Opposition in the House of Representatives was so general that the proposal was withdrawn without pressing for a division, but an amendment was substituted granting me £10,000, to compensate me for part of expenditure in connexion with exceptional year. This passed by a large majority. I have no cause of complaint as to the past, but 1 anticipate great difficulties as to the future for me and for my successors. No allowances whatever will be given. On a salary of £10,000 per annum I am expected to pay staff, visit various States, paying all travelling expenses excepting rail way, occupy two great Government Houses, pay lights, fuel, stationery, telegrams, postage other than official, dispense hospitality, maintain dignity of the office. I have already strained my private resources beyond all justification. The position is impossible. After grave consideration I think that you had better recall me after the Coronation.
That was replied to on the 9th May by the Secretary of State for the Colonies in these terms -
Your telegram of 5th May. I deeply regret that Parliament has refused to vote proposed allowance to Governor-General. Though
I feel that terminAtion of your appointment will be n serious loss to Australia and to the Empire, I do not feel justified in calling on you to make the heavy pecuniary sacrifices necessarily involved by your remaining in office, and cannot refuse to acquiesce should yon desire to be relieved of your post immediately.
To that cablegram the Governor-General replied on the 1 1th May to the Secretary of State for the Colonies as follows. -
Your telegram of 9th May. I am deeply sensible of your kindness. Though I have no feeling of personal resentment, I am naturally much disappointed at the turn- of events, especially in view of the extraordinary responsiveness of the people throughout Australia.
A cablegram is now passing between the Governor-General and the Secretary of State for the Colonies with regard to the fixing of the time of His Excellency’s departure. I make this statement with deep regret.
Honorable Senators. - Hear, hoar.
– I - I feel sure that it will be received with deep regret, not only by the Senate, but by the whole of the people of Australia. I lay the papers on the table.
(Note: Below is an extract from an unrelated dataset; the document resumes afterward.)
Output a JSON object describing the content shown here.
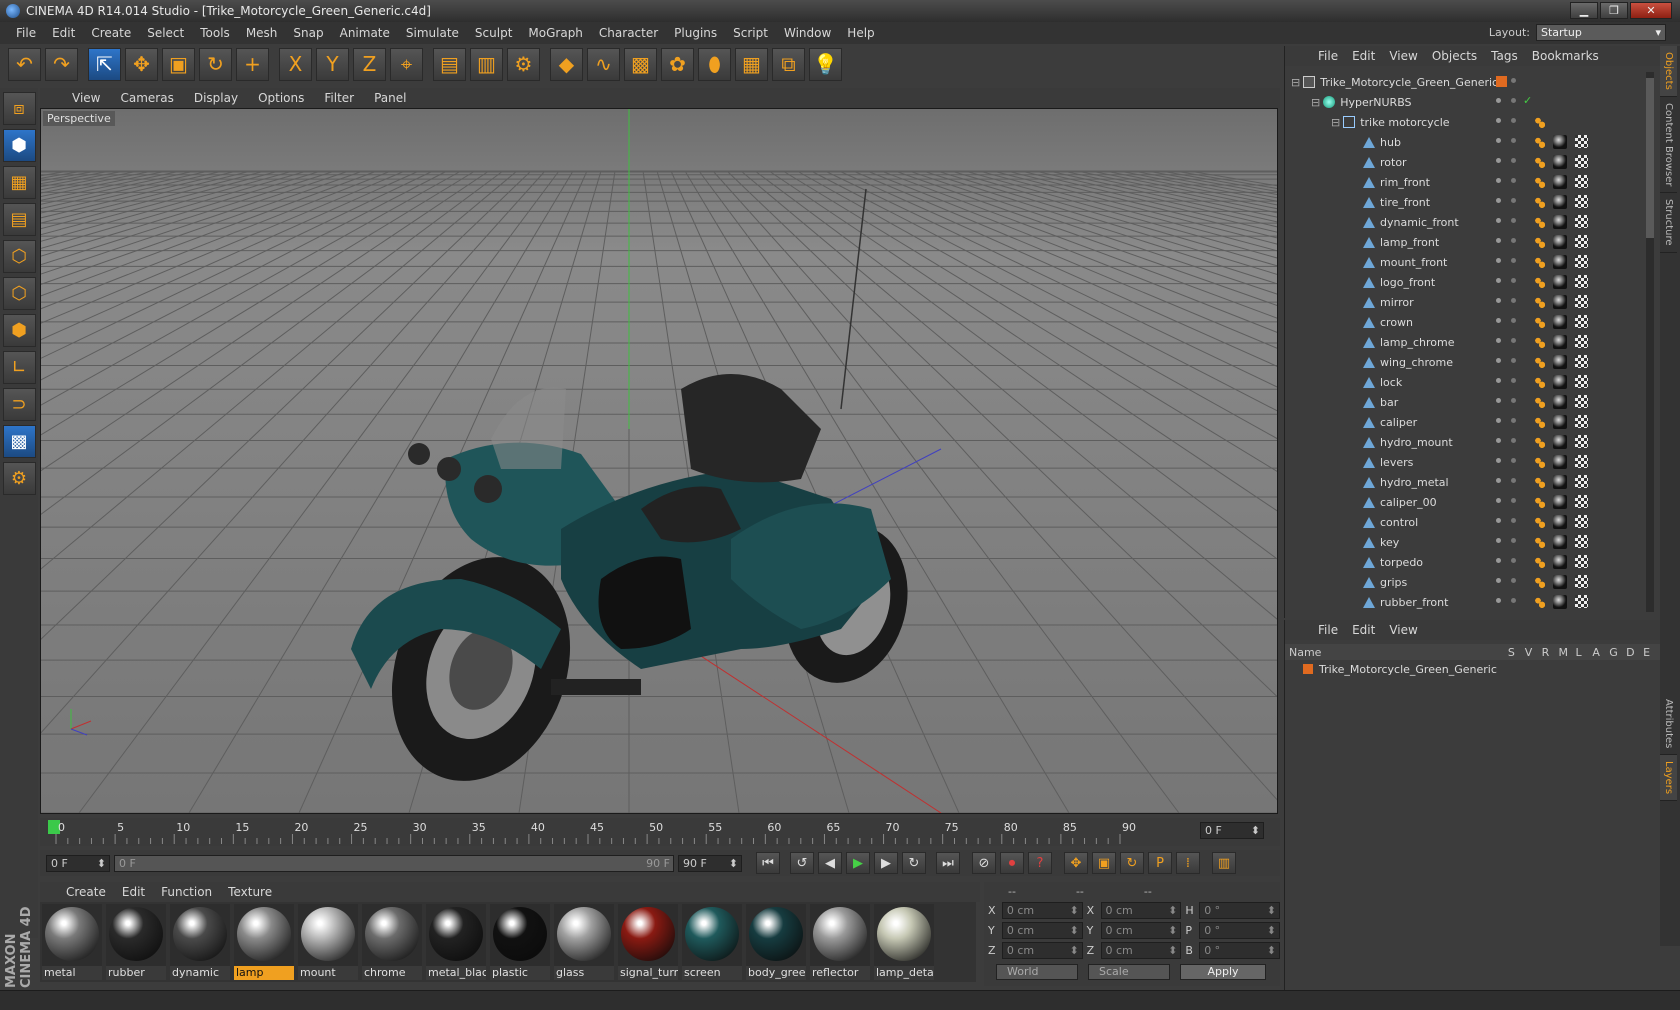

Senate adjourned at 10.28 p.m.
Cite as: Australia, Senate, Debates, 14 May 1902, viewed 22 October 2017, <http://historichansard.net/senate/1902/19020514_senate_1_9/>.